Work order:
Repeat the data in full and exactly. Leave the pictures out.

(Stored dataset items)
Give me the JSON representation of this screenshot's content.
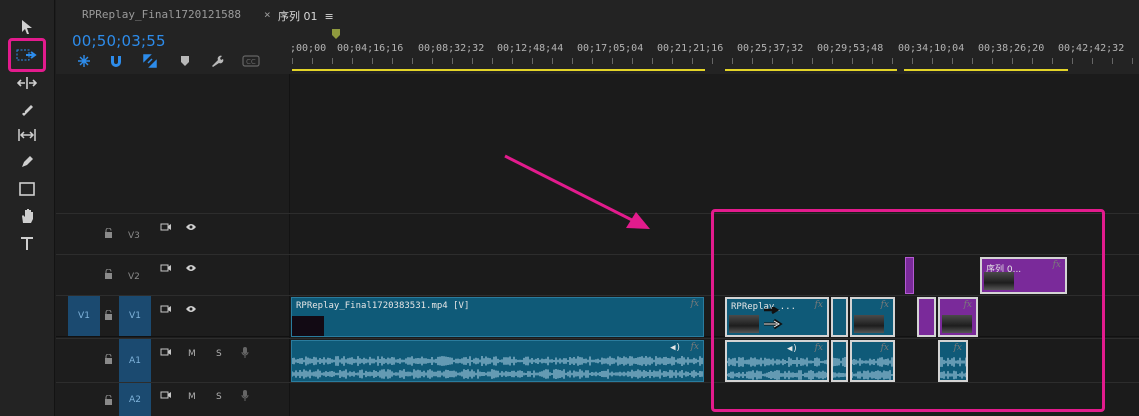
{
  "tabs": {
    "project": "RPReplay_Final1720121588",
    "close_glyph": "×",
    "sequence": "序列 01",
    "menu_glyph": "≡"
  },
  "timecode": "00;50;03;55",
  "ruler": {
    "ticks": [
      {
        "label": ";00;00",
        "time": "00;00;00;00"
      },
      {
        "label": "00;04;16;16",
        "time": "00;04;16;16"
      },
      {
        "label": "00;08;32;32",
        "time": "00;08;32;32"
      },
      {
        "label": "00;12;48;44",
        "time": "00;12;48;44"
      },
      {
        "label": "00;17;05;04",
        "time": "00;17;05;04"
      },
      {
        "label": "00;21;21;16",
        "time": "00;21;21;16"
      },
      {
        "label": "00;25;37;32",
        "time": "00;25;37;32"
      },
      {
        "label": "00;29;53;48",
        "time": "00;29;53;48"
      },
      {
        "label": "00;34;10;04",
        "time": "00;34;10;04"
      },
      {
        "label": "00;38;26;20",
        "time": "00;38;26;20"
      },
      {
        "label": "00;42;42;32",
        "time": "00;42;42;32"
      }
    ]
  },
  "tracks": {
    "v3": {
      "label": "V3"
    },
    "v2": {
      "label": "V2"
    },
    "v1": {
      "label": "V1",
      "source_label": "V1"
    },
    "a1": {
      "label": "A1",
      "mute": "M",
      "solo": "S"
    },
    "a2": {
      "label": "A2",
      "mute": "M",
      "solo": "S"
    }
  },
  "clips": {
    "main_video": "RPReplay_Final1720383531.mp4 [V]",
    "rp_short": "RPReplay_...",
    "nested_seq": "序列 0...",
    "fx": "fx"
  },
  "colors": {
    "accent_blue": "#2d8ceb",
    "annotation": "#e31b8d",
    "video_clip": "#0f5a78",
    "nested_clip": "#7a2a9a",
    "work_area": "#e3d428"
  }
}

Answer:
Give me the JSON representation of this screenshot's content.
{
  "tabs": {
    "project": "RPReplay_Final1720121588",
    "close_glyph": "×",
    "sequence": "序列 01",
    "menu_glyph": "≡"
  },
  "timecode": "00;50;03;55",
  "ruler": {
    "ticks": [
      {
        "label": ";00;00",
        "time": "00;00;00;00"
      },
      {
        "label": "00;04;16;16",
        "time": "00;04;16;16"
      },
      {
        "label": "00;08;32;32",
        "time": "00;08;32;32"
      },
      {
        "label": "00;12;48;44",
        "time": "00;12;48;44"
      },
      {
        "label": "00;17;05;04",
        "time": "00;17;05;04"
      },
      {
        "label": "00;21;21;16",
        "time": "00;21;21;16"
      },
      {
        "label": "00;25;37;32",
        "time": "00;25;37;32"
      },
      {
        "label": "00;29;53;48",
        "time": "00;29;53;48"
      },
      {
        "label": "00;34;10;04",
        "time": "00;34;10;04"
      },
      {
        "label": "00;38;26;20",
        "time": "00;38;26;20"
      },
      {
        "label": "00;42;42;32",
        "time": "00;42;42;32"
      }
    ]
  },
  "tracks": {
    "v3": {
      "label": "V3"
    },
    "v2": {
      "label": "V2"
    },
    "v1": {
      "label": "V1",
      "source_label": "V1"
    },
    "a1": {
      "label": "A1",
      "mute": "M",
      "solo": "S"
    },
    "a2": {
      "label": "A2",
      "mute": "M",
      "solo": "S"
    }
  },
  "clips": {
    "main_video": "RPReplay_Final1720383531.mp4 [V]",
    "rp_short": "RPReplay_...",
    "nested_seq": "序列 0...",
    "fx": "fx"
  },
  "colors": {
    "accent_blue": "#2d8ceb",
    "annotation": "#e31b8d",
    "video_clip": "#0f5a78",
    "nested_clip": "#7a2a9a",
    "work_area": "#e3d428"
  }
}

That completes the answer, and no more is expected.